- **What you have to do**
The answer must be every line from the entries below that contains "replies".

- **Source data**
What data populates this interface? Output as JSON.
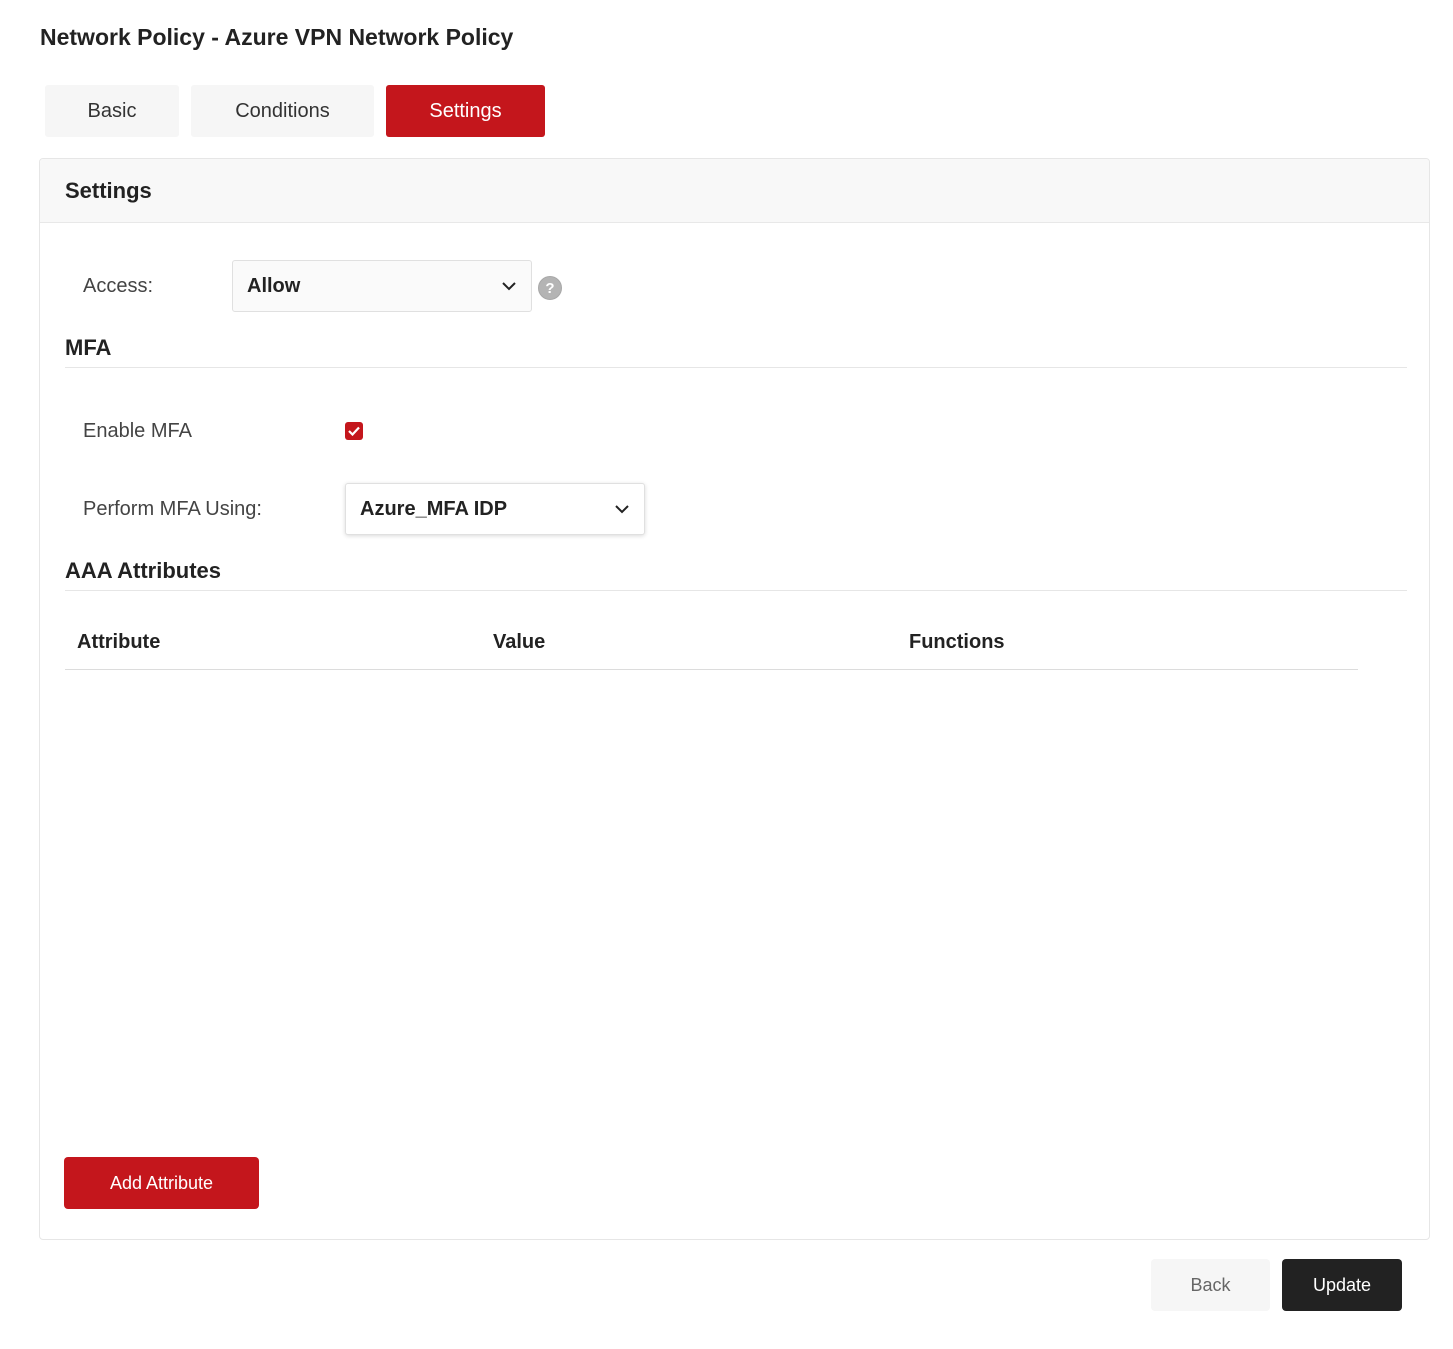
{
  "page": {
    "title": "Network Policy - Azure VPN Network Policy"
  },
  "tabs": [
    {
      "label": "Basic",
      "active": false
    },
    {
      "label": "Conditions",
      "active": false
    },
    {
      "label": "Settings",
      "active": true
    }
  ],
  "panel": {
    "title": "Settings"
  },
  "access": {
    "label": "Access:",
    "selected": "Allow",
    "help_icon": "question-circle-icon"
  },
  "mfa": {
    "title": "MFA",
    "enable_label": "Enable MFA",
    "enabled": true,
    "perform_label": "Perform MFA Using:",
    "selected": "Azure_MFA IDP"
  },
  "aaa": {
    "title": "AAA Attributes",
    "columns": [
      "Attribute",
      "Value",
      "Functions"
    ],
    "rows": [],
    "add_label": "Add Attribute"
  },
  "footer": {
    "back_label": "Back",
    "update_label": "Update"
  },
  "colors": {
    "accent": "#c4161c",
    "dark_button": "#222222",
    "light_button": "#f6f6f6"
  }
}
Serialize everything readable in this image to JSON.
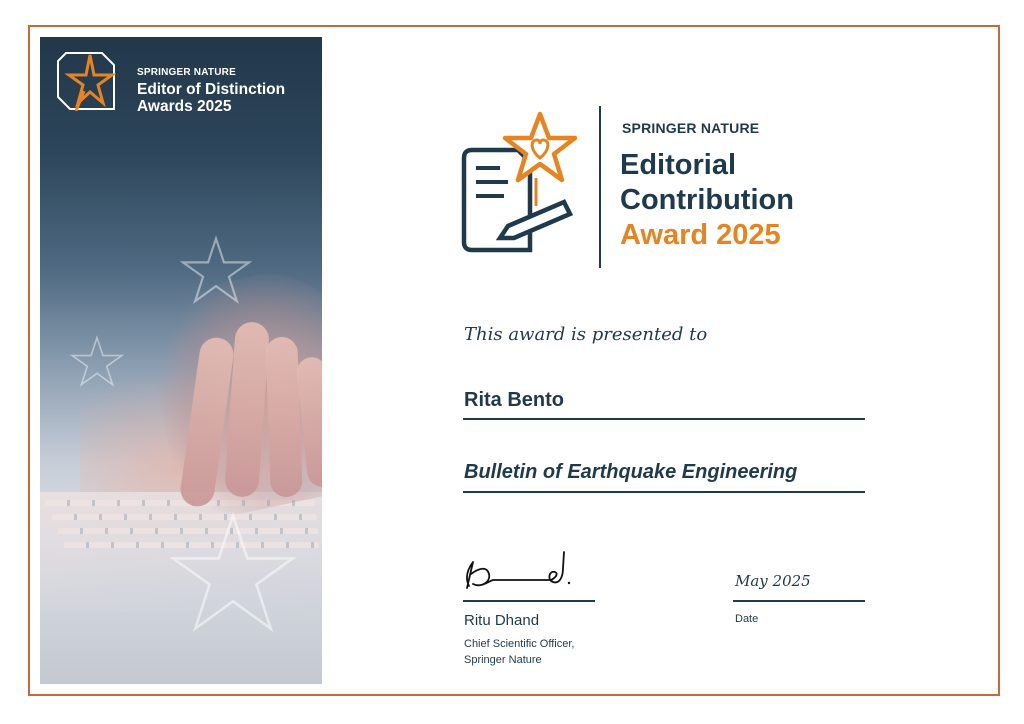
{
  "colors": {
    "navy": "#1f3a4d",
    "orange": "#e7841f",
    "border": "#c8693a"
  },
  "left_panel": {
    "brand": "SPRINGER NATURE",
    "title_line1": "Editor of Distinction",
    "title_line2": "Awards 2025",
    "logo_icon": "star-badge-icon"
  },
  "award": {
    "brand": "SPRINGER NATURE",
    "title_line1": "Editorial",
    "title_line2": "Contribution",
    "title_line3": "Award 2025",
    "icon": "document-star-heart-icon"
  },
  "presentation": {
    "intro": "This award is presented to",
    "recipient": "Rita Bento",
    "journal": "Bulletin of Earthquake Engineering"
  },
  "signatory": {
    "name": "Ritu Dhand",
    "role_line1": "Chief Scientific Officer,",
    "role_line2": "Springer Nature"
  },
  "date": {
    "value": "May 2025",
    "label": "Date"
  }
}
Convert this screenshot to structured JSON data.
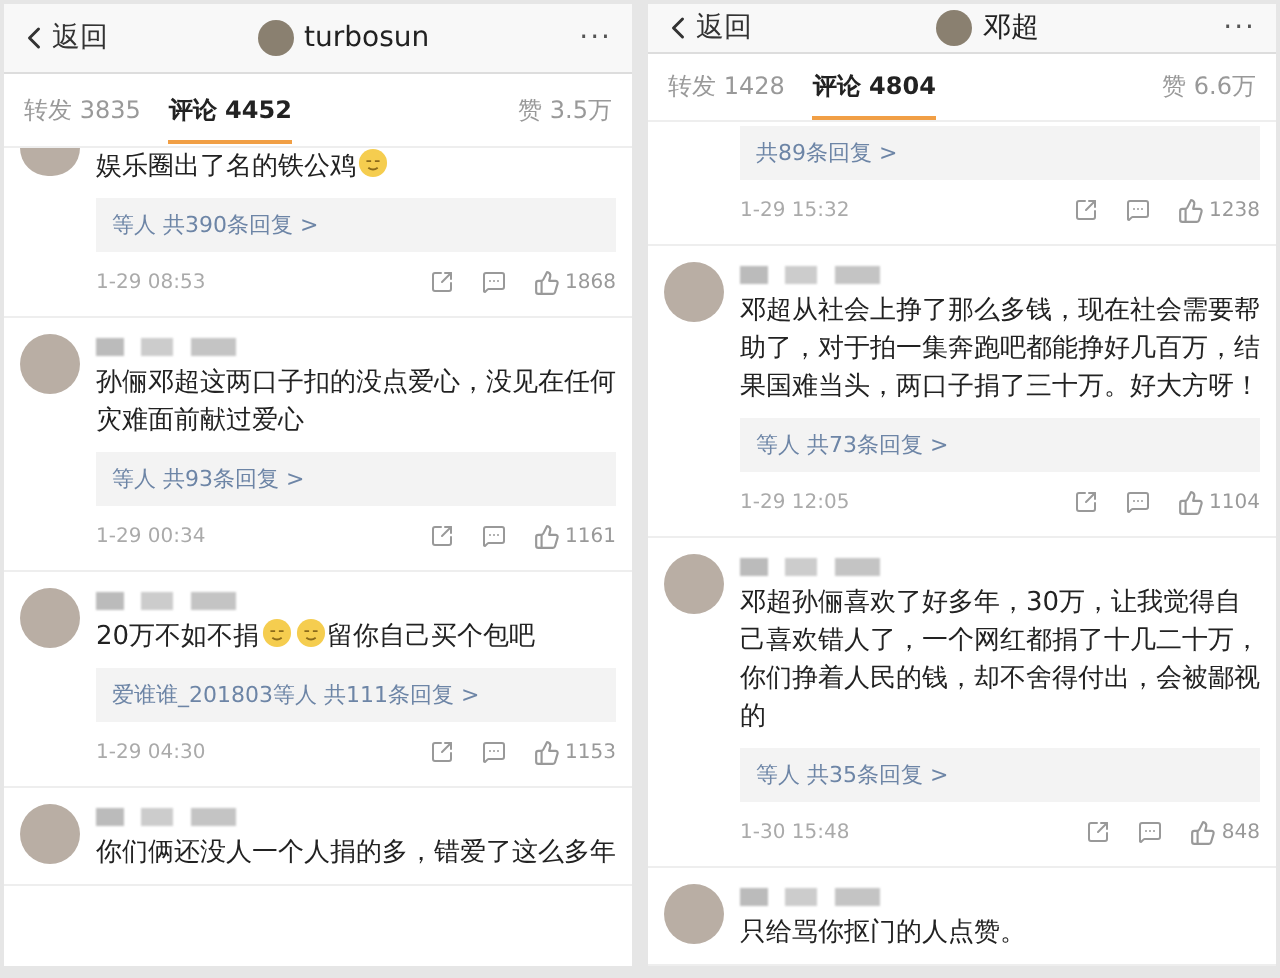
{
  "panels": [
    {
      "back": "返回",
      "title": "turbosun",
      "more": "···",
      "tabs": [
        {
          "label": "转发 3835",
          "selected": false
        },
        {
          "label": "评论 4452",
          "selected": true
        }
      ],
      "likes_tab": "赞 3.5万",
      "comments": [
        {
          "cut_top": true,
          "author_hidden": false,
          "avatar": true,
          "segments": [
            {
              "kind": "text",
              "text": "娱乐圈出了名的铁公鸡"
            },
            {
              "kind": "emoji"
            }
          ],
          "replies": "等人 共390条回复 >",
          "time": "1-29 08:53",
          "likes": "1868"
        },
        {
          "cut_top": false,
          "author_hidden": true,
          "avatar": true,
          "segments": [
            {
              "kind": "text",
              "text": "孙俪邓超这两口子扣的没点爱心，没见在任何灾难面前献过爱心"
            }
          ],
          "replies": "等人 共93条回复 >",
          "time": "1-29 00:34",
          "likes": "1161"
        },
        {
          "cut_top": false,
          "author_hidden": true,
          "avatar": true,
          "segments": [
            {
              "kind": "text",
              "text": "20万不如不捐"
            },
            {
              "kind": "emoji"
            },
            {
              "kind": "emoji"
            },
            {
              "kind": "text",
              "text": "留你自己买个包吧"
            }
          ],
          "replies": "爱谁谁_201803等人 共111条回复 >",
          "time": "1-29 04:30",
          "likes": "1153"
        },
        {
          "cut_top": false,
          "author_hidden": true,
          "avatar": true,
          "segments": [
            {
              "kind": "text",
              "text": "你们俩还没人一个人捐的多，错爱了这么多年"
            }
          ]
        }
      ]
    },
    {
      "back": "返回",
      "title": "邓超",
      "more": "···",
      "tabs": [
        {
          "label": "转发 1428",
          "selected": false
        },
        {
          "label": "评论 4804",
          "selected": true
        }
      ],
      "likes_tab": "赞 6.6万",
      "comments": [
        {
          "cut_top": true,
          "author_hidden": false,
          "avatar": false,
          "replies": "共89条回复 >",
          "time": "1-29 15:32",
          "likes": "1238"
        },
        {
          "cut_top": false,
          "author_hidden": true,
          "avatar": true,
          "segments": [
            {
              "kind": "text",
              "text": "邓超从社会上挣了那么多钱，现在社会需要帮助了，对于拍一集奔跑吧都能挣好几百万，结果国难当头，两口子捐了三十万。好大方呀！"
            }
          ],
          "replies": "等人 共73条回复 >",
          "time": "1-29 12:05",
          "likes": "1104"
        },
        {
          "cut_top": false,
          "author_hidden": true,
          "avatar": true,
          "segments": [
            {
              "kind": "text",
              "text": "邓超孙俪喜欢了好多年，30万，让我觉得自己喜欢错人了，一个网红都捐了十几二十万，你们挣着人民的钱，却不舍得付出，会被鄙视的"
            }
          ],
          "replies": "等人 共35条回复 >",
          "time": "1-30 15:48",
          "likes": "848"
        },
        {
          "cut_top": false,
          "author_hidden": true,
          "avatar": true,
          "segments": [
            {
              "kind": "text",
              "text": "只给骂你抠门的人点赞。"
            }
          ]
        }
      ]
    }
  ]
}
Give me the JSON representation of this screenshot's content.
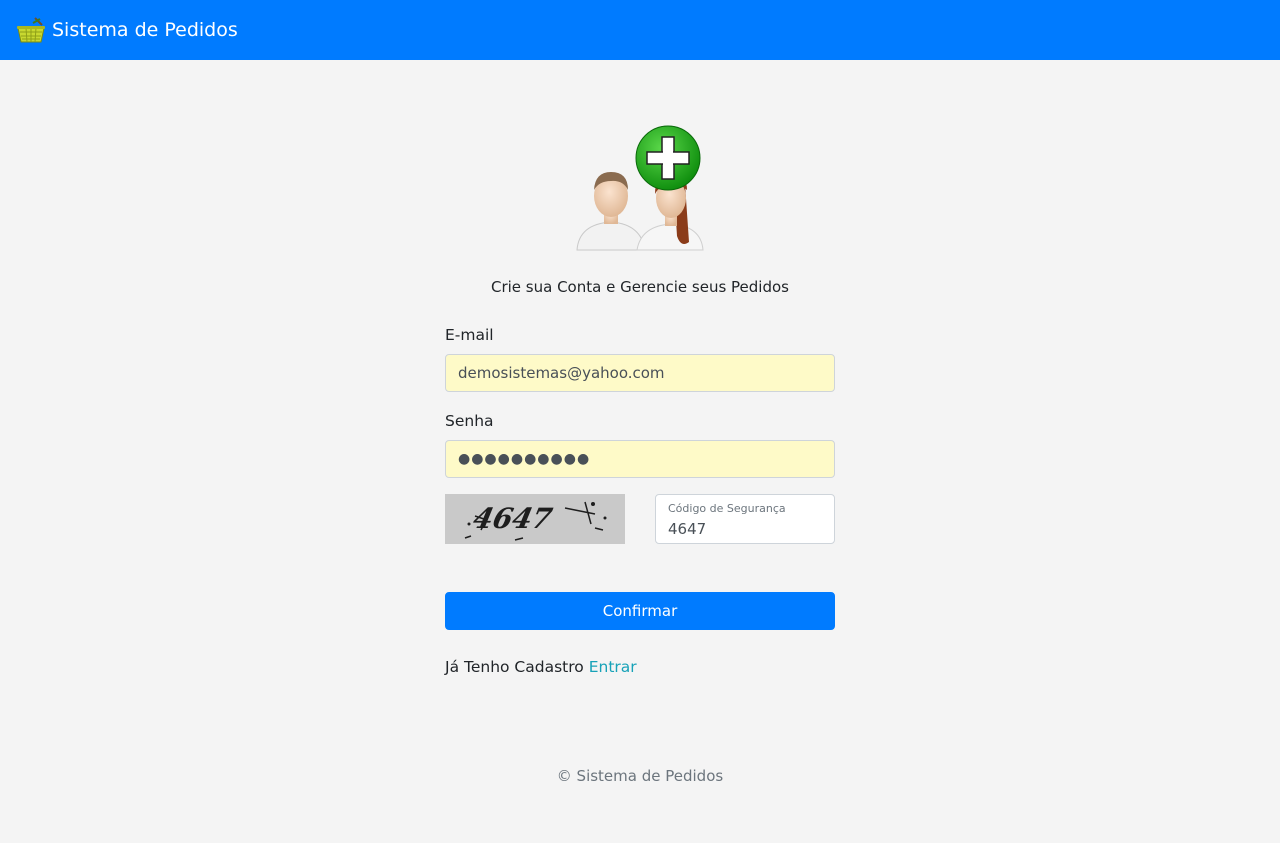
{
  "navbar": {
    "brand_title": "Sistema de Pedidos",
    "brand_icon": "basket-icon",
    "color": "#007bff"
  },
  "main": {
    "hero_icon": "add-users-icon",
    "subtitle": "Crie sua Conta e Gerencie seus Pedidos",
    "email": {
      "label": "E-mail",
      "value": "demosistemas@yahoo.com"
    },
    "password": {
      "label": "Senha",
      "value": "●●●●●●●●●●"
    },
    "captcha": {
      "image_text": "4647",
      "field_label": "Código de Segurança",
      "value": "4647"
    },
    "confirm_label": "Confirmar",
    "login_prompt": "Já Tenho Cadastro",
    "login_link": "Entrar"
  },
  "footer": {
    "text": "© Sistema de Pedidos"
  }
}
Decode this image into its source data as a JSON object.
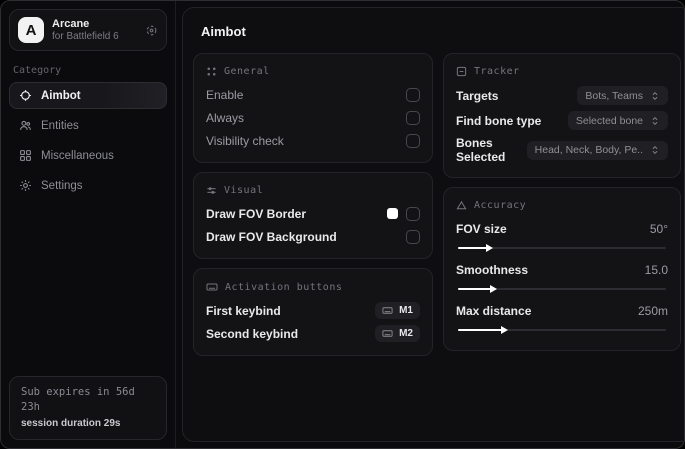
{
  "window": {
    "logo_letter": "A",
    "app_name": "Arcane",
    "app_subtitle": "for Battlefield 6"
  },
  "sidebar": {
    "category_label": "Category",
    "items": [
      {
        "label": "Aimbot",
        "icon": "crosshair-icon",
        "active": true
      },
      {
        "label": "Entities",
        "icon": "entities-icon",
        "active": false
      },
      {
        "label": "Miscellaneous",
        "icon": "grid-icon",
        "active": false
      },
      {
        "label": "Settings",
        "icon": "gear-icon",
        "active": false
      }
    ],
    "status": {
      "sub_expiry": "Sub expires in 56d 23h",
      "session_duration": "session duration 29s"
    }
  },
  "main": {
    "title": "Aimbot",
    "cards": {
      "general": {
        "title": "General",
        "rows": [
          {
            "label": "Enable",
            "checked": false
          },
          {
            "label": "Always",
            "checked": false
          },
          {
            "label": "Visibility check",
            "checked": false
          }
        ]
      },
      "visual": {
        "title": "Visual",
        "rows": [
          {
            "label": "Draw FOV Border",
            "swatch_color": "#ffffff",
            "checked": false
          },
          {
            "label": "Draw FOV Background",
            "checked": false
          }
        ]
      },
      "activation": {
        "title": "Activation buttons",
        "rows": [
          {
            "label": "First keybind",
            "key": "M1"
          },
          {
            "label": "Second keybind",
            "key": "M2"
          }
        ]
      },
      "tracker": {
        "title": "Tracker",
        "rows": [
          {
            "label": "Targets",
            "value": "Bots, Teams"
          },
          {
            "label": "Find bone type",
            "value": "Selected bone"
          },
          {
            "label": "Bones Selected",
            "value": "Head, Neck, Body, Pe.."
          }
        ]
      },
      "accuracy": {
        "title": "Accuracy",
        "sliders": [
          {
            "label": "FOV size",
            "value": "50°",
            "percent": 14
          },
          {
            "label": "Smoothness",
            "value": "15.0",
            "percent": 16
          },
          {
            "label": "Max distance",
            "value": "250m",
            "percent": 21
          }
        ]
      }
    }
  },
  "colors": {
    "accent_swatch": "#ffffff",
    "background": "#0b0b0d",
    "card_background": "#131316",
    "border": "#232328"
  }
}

- **Your solution**
          "replies": "等人 共390条回复 >",
          "replies": "等人 共93条回复 >",
          "replies": "爱谁谁_201803等人 共111条回复 >",
          "replies": "共89条回复 >",
          "replies": "等人 共73条回复 >",
          "replies": "等人 共35条回复 >",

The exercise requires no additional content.